**Exercise brief:** For the material that follows, tally the lines holding "Shop" and give the total alone.
------
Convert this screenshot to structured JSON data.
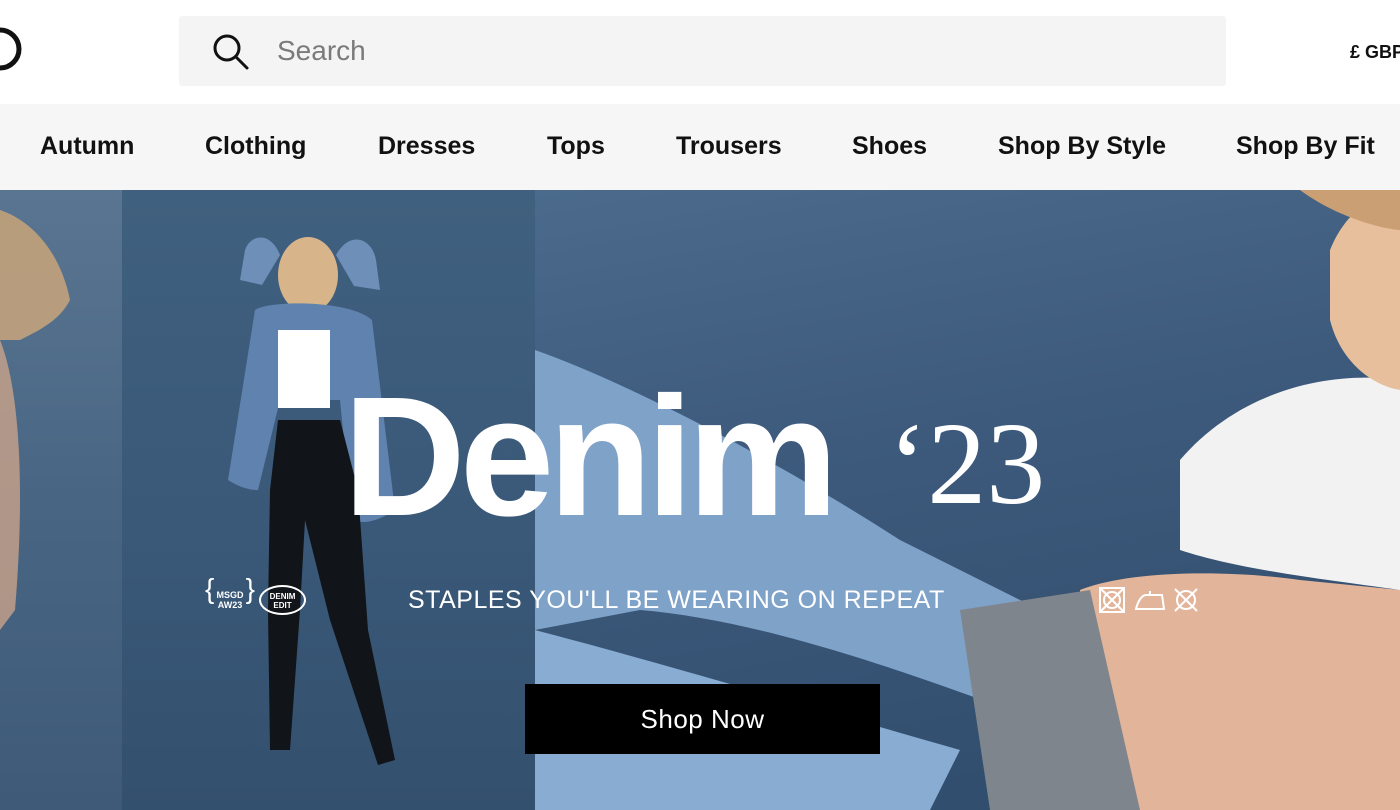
{
  "header": {
    "logo_icon": "brand-logo-fragment",
    "search": {
      "placeholder": "Search",
      "value": "",
      "icon": "search-icon"
    },
    "currency": "£ GBP"
  },
  "nav": {
    "items": [
      {
        "label": "Autumn"
      },
      {
        "label": "Clothing"
      },
      {
        "label": "Dresses"
      },
      {
        "label": "Tops"
      },
      {
        "label": "Trousers"
      },
      {
        "label": "Shoes"
      },
      {
        "label": "Shop By Style"
      },
      {
        "label": "Shop By Fit"
      }
    ]
  },
  "hero": {
    "title": "Denim",
    "year": "‘23",
    "badge_msgd": "MSGD AW23",
    "badge_denim": "DENIM EDIT",
    "subtitle": "STAPLES YOU'LL BE WEARING ON REPEAT",
    "care_icons": [
      "no-tumble-dry-icon",
      "iron-icon",
      "no-wash-icon"
    ],
    "cta_label": "Shop Now"
  },
  "colors": {
    "hero_blue": "#3d5776",
    "cta_bg": "#000000",
    "nav_bg": "#f6f6f6",
    "search_bg": "#f4f4f4"
  }
}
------
**Output for this exercise:** 3